- Wash the area where the tick was attached with soap and water. Keep an eye on the area for a few weeks and note any changes. Call your doctor if you develop a rash around the area where the tick was attached. Be sure to tell your doctor that you were bitten by a tick and when it happened. Only people who get sick and/or get a rash after being bitten by a tick need antibiotics. If you are bitten by a tick and don’t get sick or get a rash, you don’t need antibiotics.
Many times, your body will fight off the ehrlichiosis infection on its own. For more severe cases, your doctor will prescribe an antibiotic to treat it.
Living with ehrlichiosis
Living with ehrlichiosis will be uncomfortable, as you feel like you have the flu. You also will need to remember to take your antibiotics as your doctor prescribes them. It is important to finish taking all of your medicine.
Questions to ask your doctor
- How should I dispose of a tick once I get it off?
- Should I apply an antibiotic cream to the bite once I get the tick off?
- What if I don’t see the tick on my body for days? Will it get worse the longer it is attached to my skin?
Copyright © American Academy of Family Physicians
This information provides a general overview and may not apply to everyone.
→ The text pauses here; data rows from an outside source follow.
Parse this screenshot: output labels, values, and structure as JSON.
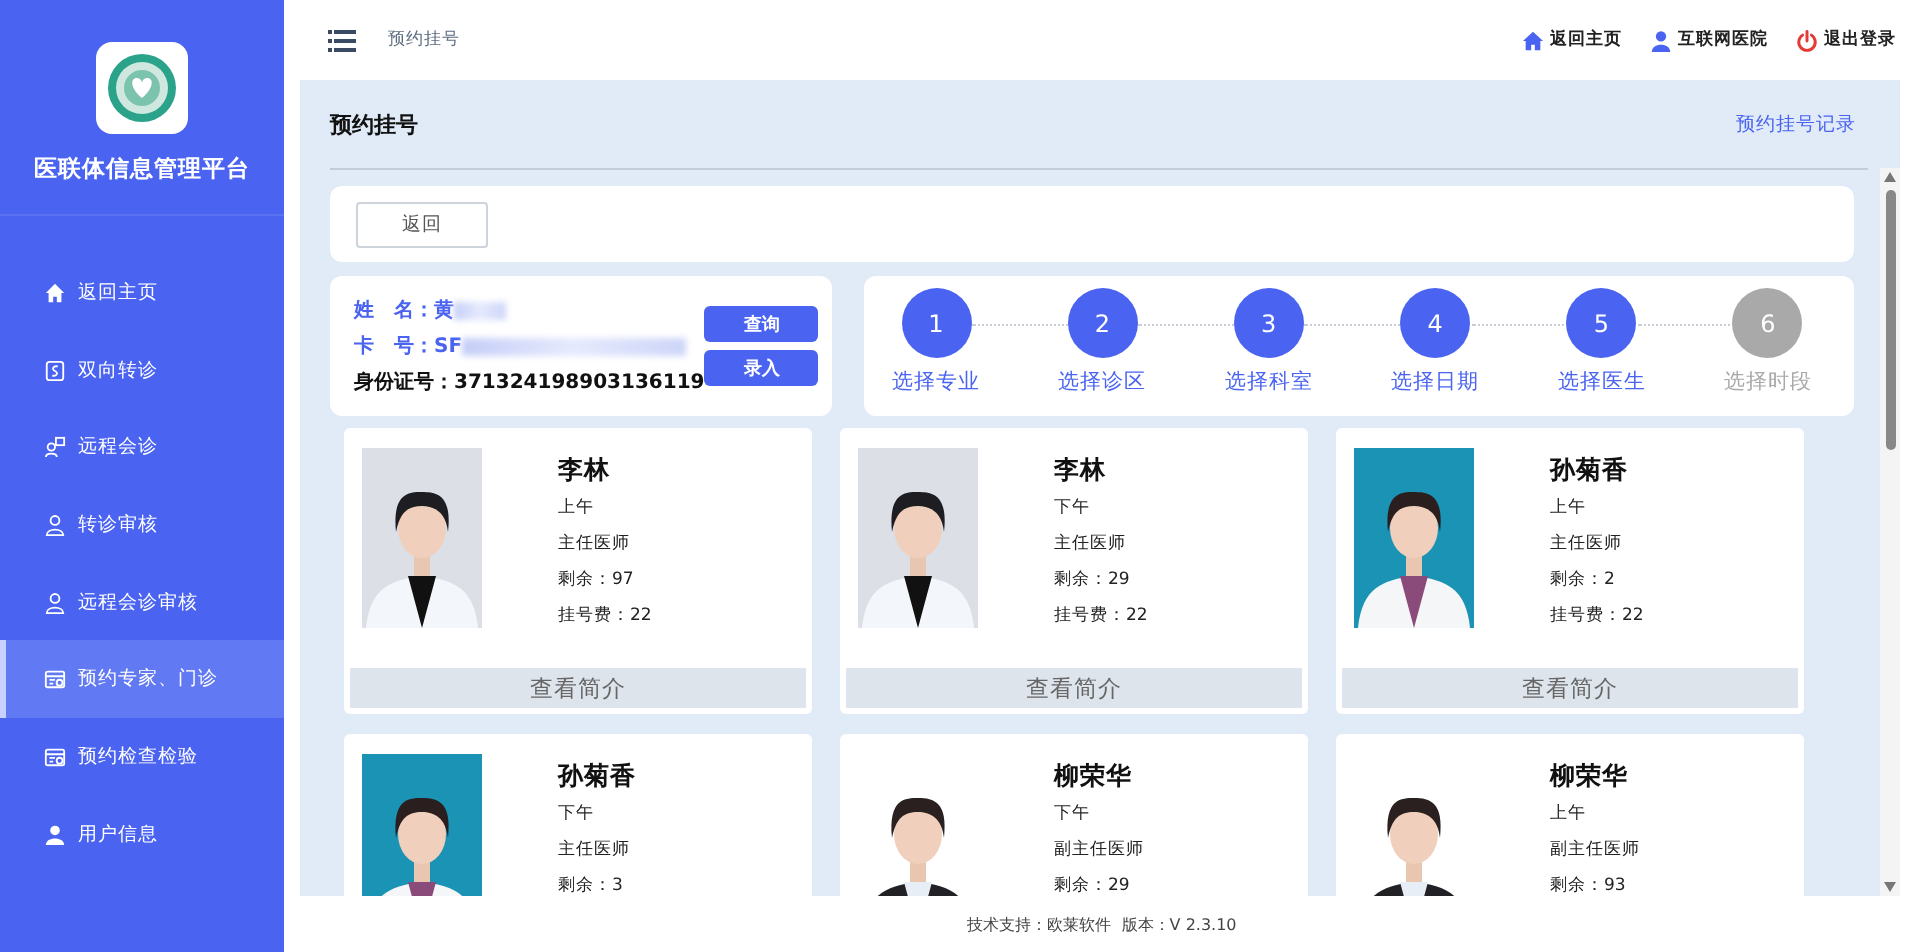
{
  "app": {
    "title": "医联体信息管理平台"
  },
  "sidebar": {
    "items": [
      {
        "label": "返回主页",
        "selected": false
      },
      {
        "label": "双向转诊",
        "selected": false
      },
      {
        "label": "远程会诊",
        "selected": false
      },
      {
        "label": "转诊审核",
        "selected": false
      },
      {
        "label": "远程会诊审核",
        "selected": false
      },
      {
        "label": "预约专家、门诊",
        "selected": true
      },
      {
        "label": "预约检查检验",
        "selected": false
      },
      {
        "label": "用户信息",
        "selected": false
      }
    ]
  },
  "topbar": {
    "breadcrumb": "预约挂号",
    "links": [
      "返回主页",
      "互联网医院",
      "退出登录"
    ]
  },
  "page": {
    "title": "预约挂号",
    "record_link": "预约挂号记录",
    "back_button": "返回"
  },
  "patient": {
    "name_label": "姓　名：",
    "name_value": "黄",
    "card_label": "卡　号：",
    "card_value": "SF",
    "id_label": "身份证号：",
    "id_value": "371324198903136119",
    "query_button": "查询",
    "enter_button": "录入"
  },
  "steps": [
    {
      "number": "1",
      "label": "选择专业",
      "done": true
    },
    {
      "number": "2",
      "label": "选择诊区",
      "done": true
    },
    {
      "number": "3",
      "label": "选择科室",
      "done": true
    },
    {
      "number": "4",
      "label": "选择日期",
      "done": true
    },
    {
      "number": "5",
      "label": "选择医生",
      "done": true
    },
    {
      "number": "6",
      "label": "选择时段",
      "done": false
    }
  ],
  "doctors": [
    {
      "name": "李林",
      "period": "上午",
      "title": "主任医师",
      "remaining": "剩余：97",
      "fee": "挂号费：22",
      "action": "查看简介",
      "kind": "picture"
    },
    {
      "name": "李林",
      "period": "下午",
      "title": "主任医师",
      "remaining": "剩余：29",
      "fee": "挂号费：22",
      "action": "查看简介",
      "kind": "picture"
    },
    {
      "name": "孙菊香",
      "period": "上午",
      "title": "主任医师",
      "remaining": "剩余：2",
      "fee": "挂号费：22",
      "action": "查看简介",
      "kind": "picture"
    },
    {
      "name": "孙菊香",
      "period": "下午",
      "title": "主任医师",
      "remaining": "剩余：3",
      "kind": "picture"
    },
    {
      "name": "柳荣华",
      "period": "下午",
      "title": "副主任医师",
      "remaining": "剩余：29",
      "kind": "picture"
    },
    {
      "name": "柳荣华",
      "period": "上午",
      "title": "副主任医师",
      "remaining": "剩余：93",
      "kind": "picture"
    }
  ],
  "footer": "技术支持：欧莱软件  版本：V 2.3.10"
}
Talk to your family doctor to find out if this information applies to you and to get more information on this subject.